By Paul Klein
The crisis in Hong Kong continues unabated and some of the world’s largest businesses need to make an important decision: maintain a positive relationship with mainland China or uphold their reputation in the territories and in other parts of the world.
In Hong Kong, business is the territory’s lifeblood. Hong Kong came third in the 2019 Global Financial Centres Index and is home to corporations that rank in the Forbes Global 2000 companies. These include China Mobile, Cnooc and Hutchinson Whampoa. These multibillion-dollar businesses are directly involved in or impacted by this conflict.
Cathay Pacific’s recent actions show how challenging the situation is for business leaders. Earlier this month, CEO Rupert Hogg resigned amid mounting Chinese regulatory scrutiny of the Hong Kong carrier over the involvement of its employees in the city’s anti-government protests. At the same time, Cathay chairman John Slosar said recent events had put its reputation and brand under pressure the consequences of which may result in a loss of trust and business from mainland passengers. It’s also likely that they will lose passengers from the Territories and other parts of the world who believe that businesses such as Cathay Pacific should make a positive contribution to social change.

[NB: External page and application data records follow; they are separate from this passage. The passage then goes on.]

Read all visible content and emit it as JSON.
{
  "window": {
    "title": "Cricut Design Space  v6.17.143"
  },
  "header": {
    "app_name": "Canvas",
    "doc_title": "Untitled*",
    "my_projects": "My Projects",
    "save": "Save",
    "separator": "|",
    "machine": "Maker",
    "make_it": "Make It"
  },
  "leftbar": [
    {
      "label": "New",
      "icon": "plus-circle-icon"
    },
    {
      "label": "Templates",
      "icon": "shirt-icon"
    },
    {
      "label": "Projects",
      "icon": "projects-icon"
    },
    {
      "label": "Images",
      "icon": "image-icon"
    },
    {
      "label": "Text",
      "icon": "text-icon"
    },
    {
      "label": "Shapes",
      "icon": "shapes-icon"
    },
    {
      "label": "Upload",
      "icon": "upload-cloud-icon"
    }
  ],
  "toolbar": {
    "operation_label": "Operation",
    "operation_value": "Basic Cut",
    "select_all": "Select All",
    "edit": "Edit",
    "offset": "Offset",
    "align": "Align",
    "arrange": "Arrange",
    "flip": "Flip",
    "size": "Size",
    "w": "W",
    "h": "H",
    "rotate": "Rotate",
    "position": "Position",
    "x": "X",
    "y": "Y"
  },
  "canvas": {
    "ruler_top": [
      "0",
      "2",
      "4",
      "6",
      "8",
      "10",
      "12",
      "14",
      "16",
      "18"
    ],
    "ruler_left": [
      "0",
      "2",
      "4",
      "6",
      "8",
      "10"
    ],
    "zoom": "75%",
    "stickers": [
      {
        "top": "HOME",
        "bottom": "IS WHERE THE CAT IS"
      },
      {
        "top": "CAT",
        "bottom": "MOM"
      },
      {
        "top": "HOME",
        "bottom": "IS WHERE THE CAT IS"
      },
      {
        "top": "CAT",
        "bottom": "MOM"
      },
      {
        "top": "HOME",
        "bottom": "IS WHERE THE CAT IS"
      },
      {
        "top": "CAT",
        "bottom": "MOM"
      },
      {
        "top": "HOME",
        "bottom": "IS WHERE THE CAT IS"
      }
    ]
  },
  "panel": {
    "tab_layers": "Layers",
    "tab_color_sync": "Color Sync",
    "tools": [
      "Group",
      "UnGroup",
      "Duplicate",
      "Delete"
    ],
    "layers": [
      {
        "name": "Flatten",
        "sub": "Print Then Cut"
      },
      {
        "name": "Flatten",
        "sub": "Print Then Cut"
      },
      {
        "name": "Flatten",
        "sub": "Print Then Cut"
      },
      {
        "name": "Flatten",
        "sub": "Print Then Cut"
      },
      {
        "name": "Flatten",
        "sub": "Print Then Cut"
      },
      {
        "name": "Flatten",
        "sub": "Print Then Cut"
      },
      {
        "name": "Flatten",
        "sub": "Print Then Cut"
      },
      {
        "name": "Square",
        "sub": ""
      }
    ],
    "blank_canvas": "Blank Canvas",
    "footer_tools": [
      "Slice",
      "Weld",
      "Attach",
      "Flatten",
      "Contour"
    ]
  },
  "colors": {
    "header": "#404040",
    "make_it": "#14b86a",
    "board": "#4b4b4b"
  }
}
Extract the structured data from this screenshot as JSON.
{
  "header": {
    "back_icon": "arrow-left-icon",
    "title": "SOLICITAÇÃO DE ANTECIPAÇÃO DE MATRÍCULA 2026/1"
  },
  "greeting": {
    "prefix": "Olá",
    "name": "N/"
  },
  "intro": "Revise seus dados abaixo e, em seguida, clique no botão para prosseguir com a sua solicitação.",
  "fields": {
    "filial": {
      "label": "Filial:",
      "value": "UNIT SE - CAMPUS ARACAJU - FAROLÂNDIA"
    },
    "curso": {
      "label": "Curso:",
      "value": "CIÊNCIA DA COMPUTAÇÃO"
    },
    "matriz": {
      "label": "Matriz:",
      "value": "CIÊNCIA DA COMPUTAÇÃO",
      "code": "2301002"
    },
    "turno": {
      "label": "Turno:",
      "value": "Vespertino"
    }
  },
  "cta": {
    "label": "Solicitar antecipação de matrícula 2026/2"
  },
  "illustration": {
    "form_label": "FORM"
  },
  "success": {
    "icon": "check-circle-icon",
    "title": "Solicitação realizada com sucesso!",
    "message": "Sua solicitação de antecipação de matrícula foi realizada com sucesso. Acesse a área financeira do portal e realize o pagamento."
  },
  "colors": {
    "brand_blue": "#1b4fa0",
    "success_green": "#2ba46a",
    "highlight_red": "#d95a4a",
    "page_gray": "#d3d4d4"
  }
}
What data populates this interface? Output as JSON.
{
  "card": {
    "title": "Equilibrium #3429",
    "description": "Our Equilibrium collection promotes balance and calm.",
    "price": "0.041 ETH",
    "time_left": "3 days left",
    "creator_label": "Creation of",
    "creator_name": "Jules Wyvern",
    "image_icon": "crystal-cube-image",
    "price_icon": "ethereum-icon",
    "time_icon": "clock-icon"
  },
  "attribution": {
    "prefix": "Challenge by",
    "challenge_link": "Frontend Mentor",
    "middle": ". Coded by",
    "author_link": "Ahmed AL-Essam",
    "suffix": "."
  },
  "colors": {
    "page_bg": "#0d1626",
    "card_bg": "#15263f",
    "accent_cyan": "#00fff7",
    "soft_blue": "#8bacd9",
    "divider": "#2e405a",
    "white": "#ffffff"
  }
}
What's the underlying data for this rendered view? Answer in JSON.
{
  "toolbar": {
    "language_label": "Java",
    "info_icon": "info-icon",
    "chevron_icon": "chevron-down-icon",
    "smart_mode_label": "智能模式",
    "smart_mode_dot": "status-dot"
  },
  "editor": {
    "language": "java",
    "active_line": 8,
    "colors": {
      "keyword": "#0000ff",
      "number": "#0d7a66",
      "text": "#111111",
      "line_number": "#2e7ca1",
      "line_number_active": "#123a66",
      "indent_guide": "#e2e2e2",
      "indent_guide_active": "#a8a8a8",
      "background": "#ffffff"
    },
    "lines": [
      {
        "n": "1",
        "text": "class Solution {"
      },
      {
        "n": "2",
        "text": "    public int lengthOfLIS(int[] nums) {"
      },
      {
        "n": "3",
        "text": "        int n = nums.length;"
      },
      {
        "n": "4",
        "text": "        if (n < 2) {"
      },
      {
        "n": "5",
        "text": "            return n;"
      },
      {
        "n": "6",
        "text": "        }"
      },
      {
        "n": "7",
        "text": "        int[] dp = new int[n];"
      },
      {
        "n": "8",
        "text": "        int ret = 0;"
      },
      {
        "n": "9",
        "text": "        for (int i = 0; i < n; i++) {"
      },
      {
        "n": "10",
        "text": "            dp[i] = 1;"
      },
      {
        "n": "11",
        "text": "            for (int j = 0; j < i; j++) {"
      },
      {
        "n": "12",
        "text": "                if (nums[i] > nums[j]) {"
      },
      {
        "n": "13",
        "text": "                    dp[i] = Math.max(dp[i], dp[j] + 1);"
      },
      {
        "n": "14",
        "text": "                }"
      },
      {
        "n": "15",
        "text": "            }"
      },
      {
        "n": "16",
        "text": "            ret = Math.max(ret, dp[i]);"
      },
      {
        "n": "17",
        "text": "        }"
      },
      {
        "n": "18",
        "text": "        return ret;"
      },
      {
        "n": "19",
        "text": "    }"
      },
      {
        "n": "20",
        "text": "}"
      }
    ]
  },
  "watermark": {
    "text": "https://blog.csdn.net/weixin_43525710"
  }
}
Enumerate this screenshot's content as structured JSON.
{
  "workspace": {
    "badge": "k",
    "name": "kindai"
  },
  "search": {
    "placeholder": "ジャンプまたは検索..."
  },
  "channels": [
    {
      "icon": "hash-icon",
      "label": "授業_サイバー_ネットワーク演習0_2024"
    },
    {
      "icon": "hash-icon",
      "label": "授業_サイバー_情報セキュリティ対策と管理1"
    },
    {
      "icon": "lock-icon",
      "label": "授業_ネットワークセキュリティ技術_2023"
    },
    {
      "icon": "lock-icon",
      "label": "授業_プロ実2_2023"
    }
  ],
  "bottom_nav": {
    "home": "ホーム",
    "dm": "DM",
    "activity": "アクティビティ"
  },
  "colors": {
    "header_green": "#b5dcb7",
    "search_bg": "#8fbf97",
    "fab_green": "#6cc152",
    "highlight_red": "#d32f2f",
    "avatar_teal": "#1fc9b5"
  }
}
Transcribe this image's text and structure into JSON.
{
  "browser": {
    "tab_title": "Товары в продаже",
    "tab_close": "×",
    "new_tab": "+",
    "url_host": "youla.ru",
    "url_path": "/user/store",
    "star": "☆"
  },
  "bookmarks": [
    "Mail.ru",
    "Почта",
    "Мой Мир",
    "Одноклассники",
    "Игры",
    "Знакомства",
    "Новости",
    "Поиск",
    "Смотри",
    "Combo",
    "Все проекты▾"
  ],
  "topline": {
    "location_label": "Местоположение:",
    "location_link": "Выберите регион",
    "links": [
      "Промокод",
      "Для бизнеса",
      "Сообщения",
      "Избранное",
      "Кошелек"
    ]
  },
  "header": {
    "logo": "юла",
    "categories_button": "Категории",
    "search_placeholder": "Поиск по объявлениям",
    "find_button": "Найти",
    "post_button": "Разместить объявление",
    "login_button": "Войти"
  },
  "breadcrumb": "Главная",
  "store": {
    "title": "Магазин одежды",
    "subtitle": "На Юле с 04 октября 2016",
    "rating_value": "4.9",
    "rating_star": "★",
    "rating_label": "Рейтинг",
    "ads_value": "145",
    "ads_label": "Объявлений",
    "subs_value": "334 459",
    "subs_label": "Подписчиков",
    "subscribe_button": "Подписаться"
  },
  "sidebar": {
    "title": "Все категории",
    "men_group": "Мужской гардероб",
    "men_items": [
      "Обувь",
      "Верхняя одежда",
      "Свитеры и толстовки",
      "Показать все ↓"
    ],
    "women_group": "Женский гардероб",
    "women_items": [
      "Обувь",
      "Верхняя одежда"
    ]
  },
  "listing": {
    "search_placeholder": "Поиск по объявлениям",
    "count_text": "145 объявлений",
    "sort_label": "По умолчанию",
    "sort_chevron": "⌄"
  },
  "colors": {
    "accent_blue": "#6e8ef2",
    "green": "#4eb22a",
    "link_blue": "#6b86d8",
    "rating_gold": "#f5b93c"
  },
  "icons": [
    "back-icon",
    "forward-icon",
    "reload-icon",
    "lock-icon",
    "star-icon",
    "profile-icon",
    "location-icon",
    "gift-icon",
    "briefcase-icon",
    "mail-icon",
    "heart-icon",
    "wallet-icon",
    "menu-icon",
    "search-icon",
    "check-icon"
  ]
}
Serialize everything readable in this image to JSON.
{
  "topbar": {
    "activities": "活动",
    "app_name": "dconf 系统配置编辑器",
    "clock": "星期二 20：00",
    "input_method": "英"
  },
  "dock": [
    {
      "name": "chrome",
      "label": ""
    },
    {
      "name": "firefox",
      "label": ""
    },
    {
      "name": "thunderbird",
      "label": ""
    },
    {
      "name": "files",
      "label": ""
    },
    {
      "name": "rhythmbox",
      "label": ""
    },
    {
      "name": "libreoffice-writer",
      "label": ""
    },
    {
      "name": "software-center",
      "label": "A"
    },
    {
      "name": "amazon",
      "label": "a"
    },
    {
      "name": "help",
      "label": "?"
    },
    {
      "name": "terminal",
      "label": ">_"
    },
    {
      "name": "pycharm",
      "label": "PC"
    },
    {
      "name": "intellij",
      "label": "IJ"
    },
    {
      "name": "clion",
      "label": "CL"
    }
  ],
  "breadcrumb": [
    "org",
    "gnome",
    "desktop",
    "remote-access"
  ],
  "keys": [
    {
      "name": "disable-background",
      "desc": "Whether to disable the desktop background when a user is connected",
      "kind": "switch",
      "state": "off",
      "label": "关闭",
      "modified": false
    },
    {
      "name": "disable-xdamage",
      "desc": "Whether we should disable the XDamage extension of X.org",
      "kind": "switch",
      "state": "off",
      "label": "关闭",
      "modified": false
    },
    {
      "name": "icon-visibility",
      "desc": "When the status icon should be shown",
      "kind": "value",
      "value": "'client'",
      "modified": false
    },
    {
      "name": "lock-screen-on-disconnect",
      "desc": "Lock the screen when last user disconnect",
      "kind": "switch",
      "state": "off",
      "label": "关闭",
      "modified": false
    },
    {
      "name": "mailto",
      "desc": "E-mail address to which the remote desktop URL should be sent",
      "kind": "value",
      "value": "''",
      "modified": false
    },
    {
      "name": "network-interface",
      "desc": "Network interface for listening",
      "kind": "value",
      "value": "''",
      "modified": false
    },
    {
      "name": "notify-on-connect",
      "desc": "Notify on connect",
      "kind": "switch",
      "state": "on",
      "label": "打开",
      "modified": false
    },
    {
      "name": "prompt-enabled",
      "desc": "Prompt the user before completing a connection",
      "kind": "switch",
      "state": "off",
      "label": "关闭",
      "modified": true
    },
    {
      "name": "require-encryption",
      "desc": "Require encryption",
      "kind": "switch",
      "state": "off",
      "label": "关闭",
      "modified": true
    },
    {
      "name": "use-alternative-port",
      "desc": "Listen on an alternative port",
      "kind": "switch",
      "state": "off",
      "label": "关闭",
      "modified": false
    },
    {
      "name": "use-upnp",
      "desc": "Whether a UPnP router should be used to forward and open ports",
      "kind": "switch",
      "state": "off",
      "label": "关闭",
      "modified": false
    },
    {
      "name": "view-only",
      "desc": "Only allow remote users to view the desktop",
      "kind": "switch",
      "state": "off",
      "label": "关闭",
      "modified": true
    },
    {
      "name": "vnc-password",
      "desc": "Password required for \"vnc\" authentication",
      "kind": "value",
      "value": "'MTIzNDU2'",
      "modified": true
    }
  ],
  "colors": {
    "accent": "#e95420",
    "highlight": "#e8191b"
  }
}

“In the spirit of corporate citizenship and civic-mindedness, the private sector itself must assume a responsibility to help prevent and mitigate conflict,” said Marjatta Rasi, in 2004 at a meeting of Security Council of the United Nations. “Today, it is widely accepted that the private sector has a primary responsibility in building economic and social well-being.”
Fifteen years later, the role of business in social change is recognized as being even more important. Starbucks has taken a stand against guns, Silicon Valley executives have pressed the U.S. government to provide more visas for foreign-born engineers and Nike sided with athlete Colin Kaepernick’s “take a knee” political activism regarding policy brutality and racism against African-Americans.
In 2004 the Security Council of the United Nations recognized that local businesses should be directly involved in peacebuilding, as they “have a true vested interest in peace and stability.” Today, corporations in Hong Kong have an opportunity to lead the development of a new approach to business in the territory that puts democratic reform, rule of law and human rights ahead of all other concerns.
As a first step, business leaders in Hong Kong should demonstrate their collective commitment to support the rights and safety of all employees and customers irrespective of influence from the mainland. This can be put into practice by establishing safe spaces for employees and customers. These could be physical spaces within their operations where citizens could take haven or virtual spaces such as message boards where employees and others have an opportunity to share their views without censorship or impunity.
Further actions should involve partnering with civil society organizations in the development of new programs that better address socio-economic concerns of young people in Hong Kong and help to prevent conflict in the future. In particular, the gap between wages and cost of living in the territory.
The risks of not taking action are real. Hong Kong is a gateway to business in the pacific but it’s no longer the only game in town. Cities such as Manila, Singapore and Kuala Lumpur are quickly growing to be financial powerhouses and provide a more socially responsible option to doing business in Hong Kong. Further, institutional investors such as Blackrock have established a new standard for socially responsible investing that may put the financing of Hong Kong-based corporations in jeopardy.
Most importantly, consumers will be the deciding factor. In particular Millennials and Gen Zers whose loyalty is to businesses have made human rights a priority and can be trusted to address the social concerns of employees, customers and communities. This is also becoming important in mainland China. “The focus for Cathay right now is still damage control for its branding,” said BOCOM International analyst Luya You. “Its reputation among mainland passengers continues to falter, which could lead to more long-lasting damage that is harder and takes longer to rebound from.”
There’s a Chinese proverb that says “When the winds of change blow, some people build walls and others build windmills.” Choice is never easy but let’s hope Hong Kong’s business leaders opt for the windmills.
Paul Klein is the founder and CEO of Impakt, a B Corp that helps organisations benefit from solving social problems. He has written for Forbes, The Guardian, Stanford Social Innovation Review, and the LSE Business Review.